(hîr'ō) Pronunciation Key
n. pl. he·roes
  1. In mythology and legend, a man, often of divine ancestry, who is endowed with great courage and strength, celebrated for his bold exploits, and favored by the gods.
  2. A person noted for feats of courage or nobility of purpose, especially one who has risked or sacrificed his or her life: soldiers and nurses who were heroes in an unpopular war.
  3. A person noted for special achievement in a particular field: the heroes of medicine. See Synonyms at celebrity.
  4. The principal male character in a novel, poem, or dramatic presentation.
  5. Chiefly New York City See submarine. See Regional Note at submarine.

I always thought of a hero as someone who risked his or her life to save someone else's. Or, someone who risks their quality of life, their fame, material possessions, or even their dignity in the name of something they deem greater than themselves.

I think these guys were pretty smart and selfless, and obviously had a bit of compassion in their bodies, but they risked very little. If they had caught or hadn't caught the baby, the brunt of the horror would have been directed at the father of the child. If they tried to catch and failed, they may have felt a terrible guilt for a while and it certainly wouldn't fade from their memories in their lifetime, but all in all I would not call these people "heroes" and I don't think the city owes them a debt of gratitude (how does saving a toddler's life in any way support or aid the city)?

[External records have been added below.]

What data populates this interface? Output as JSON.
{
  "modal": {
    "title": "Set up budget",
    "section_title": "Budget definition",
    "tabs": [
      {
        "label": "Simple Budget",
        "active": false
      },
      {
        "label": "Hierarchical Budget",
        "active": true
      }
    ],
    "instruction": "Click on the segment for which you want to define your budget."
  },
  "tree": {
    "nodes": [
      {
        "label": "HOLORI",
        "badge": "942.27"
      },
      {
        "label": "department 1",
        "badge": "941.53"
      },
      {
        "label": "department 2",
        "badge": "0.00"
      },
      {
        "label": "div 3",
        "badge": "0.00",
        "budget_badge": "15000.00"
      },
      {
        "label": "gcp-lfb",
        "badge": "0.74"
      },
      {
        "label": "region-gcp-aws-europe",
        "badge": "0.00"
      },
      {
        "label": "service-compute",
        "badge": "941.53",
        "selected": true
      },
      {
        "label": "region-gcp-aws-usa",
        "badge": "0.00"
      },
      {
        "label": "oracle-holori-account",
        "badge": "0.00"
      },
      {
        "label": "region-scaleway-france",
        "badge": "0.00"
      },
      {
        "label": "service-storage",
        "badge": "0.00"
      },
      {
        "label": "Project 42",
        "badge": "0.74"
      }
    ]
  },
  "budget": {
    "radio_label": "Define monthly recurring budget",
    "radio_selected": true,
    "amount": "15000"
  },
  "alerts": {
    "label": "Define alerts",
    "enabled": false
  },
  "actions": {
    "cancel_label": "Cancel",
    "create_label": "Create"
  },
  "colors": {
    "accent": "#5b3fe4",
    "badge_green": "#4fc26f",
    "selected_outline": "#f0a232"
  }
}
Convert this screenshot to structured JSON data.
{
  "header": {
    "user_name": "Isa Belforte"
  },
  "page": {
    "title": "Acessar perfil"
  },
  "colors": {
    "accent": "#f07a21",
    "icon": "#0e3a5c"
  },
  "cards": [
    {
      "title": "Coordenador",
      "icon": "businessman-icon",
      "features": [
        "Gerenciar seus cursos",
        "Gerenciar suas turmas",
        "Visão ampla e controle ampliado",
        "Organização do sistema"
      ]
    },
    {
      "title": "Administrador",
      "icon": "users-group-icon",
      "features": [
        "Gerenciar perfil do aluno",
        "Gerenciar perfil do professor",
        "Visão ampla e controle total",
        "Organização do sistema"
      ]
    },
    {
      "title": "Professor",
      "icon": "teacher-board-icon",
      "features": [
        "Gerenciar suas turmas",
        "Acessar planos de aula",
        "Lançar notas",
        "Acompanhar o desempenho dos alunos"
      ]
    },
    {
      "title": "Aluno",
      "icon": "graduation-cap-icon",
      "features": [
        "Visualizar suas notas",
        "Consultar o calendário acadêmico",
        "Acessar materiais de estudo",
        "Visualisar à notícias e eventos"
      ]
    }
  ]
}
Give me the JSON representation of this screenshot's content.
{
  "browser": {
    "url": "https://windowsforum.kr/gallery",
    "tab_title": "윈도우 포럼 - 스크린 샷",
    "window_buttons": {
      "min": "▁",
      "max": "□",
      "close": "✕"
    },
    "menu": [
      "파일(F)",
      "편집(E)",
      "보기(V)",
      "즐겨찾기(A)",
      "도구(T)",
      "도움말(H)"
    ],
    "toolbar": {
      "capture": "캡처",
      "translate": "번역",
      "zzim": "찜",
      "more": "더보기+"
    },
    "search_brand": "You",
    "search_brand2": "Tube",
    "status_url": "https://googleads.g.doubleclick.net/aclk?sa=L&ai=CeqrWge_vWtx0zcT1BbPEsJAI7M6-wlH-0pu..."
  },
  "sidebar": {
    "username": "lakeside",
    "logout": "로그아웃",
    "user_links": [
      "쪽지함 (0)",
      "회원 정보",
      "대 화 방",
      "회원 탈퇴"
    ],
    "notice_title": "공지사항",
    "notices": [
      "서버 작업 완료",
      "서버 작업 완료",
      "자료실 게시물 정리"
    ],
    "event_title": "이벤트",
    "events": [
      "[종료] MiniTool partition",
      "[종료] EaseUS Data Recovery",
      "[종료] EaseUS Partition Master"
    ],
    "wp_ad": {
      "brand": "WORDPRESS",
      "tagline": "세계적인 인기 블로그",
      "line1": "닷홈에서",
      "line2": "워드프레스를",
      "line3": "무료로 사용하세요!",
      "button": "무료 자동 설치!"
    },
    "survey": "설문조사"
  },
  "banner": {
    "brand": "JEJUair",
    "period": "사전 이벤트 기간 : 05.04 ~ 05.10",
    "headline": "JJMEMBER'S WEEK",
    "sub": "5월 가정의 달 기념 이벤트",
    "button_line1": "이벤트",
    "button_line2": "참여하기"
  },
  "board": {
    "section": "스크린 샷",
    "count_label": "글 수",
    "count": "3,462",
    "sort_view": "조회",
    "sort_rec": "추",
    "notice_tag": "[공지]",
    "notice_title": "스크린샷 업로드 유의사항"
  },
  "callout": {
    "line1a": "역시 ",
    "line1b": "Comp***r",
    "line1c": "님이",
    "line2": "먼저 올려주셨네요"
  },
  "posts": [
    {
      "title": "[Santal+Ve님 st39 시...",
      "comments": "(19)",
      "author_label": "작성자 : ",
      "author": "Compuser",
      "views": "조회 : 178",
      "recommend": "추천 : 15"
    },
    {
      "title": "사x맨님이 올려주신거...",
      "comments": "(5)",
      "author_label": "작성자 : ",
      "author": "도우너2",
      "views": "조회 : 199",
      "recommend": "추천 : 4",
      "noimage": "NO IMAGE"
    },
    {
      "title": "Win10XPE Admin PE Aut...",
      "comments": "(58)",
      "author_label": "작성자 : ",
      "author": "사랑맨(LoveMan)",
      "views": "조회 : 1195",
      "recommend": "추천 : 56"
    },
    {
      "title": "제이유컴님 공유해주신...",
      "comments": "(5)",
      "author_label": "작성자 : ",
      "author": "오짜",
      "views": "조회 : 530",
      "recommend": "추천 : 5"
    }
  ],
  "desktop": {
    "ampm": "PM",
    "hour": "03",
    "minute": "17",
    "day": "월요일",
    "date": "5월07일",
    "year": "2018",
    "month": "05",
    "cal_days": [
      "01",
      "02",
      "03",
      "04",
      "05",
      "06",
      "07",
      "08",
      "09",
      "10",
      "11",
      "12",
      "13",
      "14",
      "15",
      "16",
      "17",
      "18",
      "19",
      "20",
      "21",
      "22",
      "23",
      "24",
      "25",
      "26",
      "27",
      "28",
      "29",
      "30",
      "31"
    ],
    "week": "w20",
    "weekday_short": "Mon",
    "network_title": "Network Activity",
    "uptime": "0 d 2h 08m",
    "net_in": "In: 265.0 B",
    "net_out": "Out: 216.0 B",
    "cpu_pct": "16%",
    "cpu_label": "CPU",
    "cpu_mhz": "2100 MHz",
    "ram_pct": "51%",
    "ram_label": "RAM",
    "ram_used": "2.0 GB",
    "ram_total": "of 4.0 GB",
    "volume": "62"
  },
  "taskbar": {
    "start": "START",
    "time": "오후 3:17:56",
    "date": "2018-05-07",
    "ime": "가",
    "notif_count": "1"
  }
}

The act was not a miracle - we saw how the chid fell, we saw how they were caught. Now if you said to me that the child stopped just a foot off the ground, levitated for a moment, made itself upright, and then floated to its feet safe and sound, I would break out in a chorus of Hallelujahs and would in no way doubt the miraculous nature of the event. What it really comes down to is a lot of luck and the fact that the men had a touch of brains and selflessness. I don't think that makes what they did any less cool or commendable - I just don't like to see things blown out of proportion.

The guys rock, the father owes them a damn near lifetime of gratitude, and the kid should meet them some day when she gets older, maybe have a little picture of them so she can tell the story to her friends and family. That's the long and short of it. And those of you that insist god was involved - well it wasn't very nice of him to make that baby fall out of the window in the first place, was it?


  1. *laughing* Devil's Advocate...I agree with it being the 'Right' thing to do, at the 'Right' moment. Miraculous? I guess it depends on your personal definition of the word. I don't believe in coincidence, so 'miracle' is as good a definition as anything. What is most important in the entire story (IMHO) is that the baby is fine. Amen n Amen.

  2. I agree. Everyone lives happily ever after (until someone falls out the window again) :P

  3. Ha. Being a literary pedant, I feel the same, but am forced to recognise the fact that words change their use in time.

    I remember grumbling about the ‘miracle’ of the plane that landed without fatalities in the Hudson River, and how the pilot was a ‘hero’. Though I would have said that the pilot was doing what he had been trained to do in reacting to an emergency, and doing it with commendable competence, I wouldn’t have used the word ‘hero’ myself, any more than I would have said that the successful landing was a ‘miracle’. However, as I say, words do change, and I must bow to that.

    And the media of course have always had their own way of using words.